◆ SUPPLIED MATERIAL ◆
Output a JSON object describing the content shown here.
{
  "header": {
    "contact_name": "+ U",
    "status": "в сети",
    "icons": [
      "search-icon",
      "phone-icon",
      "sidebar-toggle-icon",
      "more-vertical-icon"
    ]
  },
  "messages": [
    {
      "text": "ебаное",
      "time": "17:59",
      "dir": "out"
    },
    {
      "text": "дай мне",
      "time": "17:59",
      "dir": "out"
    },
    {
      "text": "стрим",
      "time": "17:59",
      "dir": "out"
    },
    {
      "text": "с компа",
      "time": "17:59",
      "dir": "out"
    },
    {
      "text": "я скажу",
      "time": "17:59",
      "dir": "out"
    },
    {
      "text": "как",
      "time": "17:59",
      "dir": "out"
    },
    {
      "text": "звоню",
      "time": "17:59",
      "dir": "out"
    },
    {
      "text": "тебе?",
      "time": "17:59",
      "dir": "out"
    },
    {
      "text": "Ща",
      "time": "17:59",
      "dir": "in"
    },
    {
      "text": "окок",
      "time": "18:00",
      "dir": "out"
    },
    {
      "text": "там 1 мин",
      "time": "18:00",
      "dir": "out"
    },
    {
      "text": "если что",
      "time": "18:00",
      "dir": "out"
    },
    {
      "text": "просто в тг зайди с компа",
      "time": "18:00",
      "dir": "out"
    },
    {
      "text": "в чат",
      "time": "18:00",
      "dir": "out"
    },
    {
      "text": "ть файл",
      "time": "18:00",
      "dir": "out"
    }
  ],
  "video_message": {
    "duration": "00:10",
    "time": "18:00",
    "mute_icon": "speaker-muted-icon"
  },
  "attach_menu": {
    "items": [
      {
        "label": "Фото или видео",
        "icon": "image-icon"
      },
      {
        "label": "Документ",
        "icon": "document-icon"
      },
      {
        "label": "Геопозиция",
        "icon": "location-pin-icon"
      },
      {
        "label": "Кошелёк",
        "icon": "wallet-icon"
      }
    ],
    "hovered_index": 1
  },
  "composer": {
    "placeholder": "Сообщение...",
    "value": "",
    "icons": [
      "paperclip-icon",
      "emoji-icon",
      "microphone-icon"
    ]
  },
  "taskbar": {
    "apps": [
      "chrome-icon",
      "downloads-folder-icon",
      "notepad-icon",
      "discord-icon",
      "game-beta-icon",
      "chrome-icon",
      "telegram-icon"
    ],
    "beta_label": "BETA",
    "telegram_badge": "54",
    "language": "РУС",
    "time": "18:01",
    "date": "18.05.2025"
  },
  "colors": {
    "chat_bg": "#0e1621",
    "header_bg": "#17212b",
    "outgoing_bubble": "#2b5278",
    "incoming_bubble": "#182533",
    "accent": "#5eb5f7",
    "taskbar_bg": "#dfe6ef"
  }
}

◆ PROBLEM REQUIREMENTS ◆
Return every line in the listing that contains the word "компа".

◆ FINISHED TASK ◆
      "text": "с компа",
      "text": "просто в тг зайди с компа",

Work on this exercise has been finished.